John G. Leopold - Video Lecture

John G. Leopold - Video Lecture

IVS-IPSTA 2020 Online Conference December 13, 2020

Morning Plasma Session
Session chair:
Yoav Hadas

RAFAEL, Israel

A split-cathode as a novel type of virtual electron source for relativistic magnetrons

John G. Leopold

Pulse power and plasma laboratory, Faculty of Physics, Technion, Israel

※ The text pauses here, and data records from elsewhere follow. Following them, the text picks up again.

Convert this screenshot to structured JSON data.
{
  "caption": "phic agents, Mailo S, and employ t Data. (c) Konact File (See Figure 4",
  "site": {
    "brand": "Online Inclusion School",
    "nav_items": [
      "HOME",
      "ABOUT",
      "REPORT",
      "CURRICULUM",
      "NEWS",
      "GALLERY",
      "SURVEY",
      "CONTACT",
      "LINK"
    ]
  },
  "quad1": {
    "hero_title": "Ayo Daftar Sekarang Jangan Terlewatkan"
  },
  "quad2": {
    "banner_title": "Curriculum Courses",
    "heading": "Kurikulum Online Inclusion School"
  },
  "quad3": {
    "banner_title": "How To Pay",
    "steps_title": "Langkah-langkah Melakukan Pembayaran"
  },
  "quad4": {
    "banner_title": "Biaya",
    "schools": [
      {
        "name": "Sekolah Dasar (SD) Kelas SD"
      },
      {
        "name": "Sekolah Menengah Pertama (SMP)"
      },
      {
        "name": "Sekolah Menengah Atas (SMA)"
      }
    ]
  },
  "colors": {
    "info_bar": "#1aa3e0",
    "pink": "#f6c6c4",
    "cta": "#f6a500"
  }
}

In relativistic magnetrons coaxial with the cathode, the plasma evolving from the cathode exploding emission surface propagates towards the magnetron anode causing pulse shortening of the generated high-power microwaves. It is possible to place a cathode upstream from the magnetron body and use only the magnetized beam as the electron source. An elegant solution to use this electron beam is to use a new type of structure: A split cathode. The cathode with its emitting surface placed upstream from the magnetron, is held on axis by a rod. A reflector, i.e. a conducting circular plate, is placed downstream from the magnetron and is attached to the cathode by an additional thin conducting axial rod. This entire structure is at, or near the cathode potential, so the beam is decelerated near and reflected from the reflector surface. The electrons are trapped in the space between the cathode and the reflector, and the connecting rod does not emit electrons because the beam screens it. The accumulating charge in this split cathode becomes the relativistic magnetron’s electron source.